• _Problem_:
In full and word for word, print the data below.

• _Supplied data_:
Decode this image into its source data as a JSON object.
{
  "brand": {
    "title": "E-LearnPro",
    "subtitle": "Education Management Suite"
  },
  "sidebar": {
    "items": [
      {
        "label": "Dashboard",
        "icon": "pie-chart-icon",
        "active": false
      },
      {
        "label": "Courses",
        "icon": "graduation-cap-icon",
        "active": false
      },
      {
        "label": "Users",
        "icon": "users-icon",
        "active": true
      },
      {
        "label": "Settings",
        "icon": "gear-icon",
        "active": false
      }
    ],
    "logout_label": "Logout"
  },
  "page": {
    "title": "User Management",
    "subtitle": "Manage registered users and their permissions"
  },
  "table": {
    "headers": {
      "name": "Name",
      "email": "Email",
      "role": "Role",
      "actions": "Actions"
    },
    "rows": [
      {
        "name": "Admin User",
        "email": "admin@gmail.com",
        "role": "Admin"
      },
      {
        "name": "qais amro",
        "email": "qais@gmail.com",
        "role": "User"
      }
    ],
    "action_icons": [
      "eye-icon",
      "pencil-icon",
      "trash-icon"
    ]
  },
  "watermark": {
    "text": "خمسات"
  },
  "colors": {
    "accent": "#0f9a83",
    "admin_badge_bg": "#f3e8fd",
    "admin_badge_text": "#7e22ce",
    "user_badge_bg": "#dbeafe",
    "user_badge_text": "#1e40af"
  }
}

• _Solution for this exercise_:
Decode this image into its source data as a JSON object.
{
  "brand": {
    "title": "E-LearnPro",
    "subtitle": "Education Management Suite"
  },
  "sidebar": {
    "items": [
      {
        "label": "Dashboard",
        "icon": "pie-chart-icon",
        "active": false
      },
      {
        "label": "Courses",
        "icon": "graduation-cap-icon",
        "active": false
      },
      {
        "label": "Users",
        "icon": "users-icon",
        "active": true
      },
      {
        "label": "Settings",
        "icon": "gear-icon",
        "active": false
      }
    ],
    "logout_label": "Logout"
  },
  "page": {
    "title": "User Management",
    "subtitle": "Manage registered users and their permissions"
  },
  "table": {
    "headers": {
      "name": "Name",
      "email": "Email",
      "role": "Role",
      "actions": "Actions"
    },
    "rows": [
      {
        "name": "Admin User",
        "email": "admin@gmail.com",
        "role": "Admin"
      },
      {
        "name": "qais amro",
        "email": "qais@gmail.com",
        "role": "User"
      }
    ],
    "action_icons": [
      "eye-icon",
      "pencil-icon",
      "trash-icon"
    ]
  },
  "watermark": {
    "text": "خمسات"
  },
  "colors": {
    "accent": "#0f9a83",
    "admin_badge_bg": "#f3e8fd",
    "admin_badge_text": "#7e22ce",
    "user_badge_bg": "#dbeafe",
    "user_badge_text": "#1e40af"
  }
}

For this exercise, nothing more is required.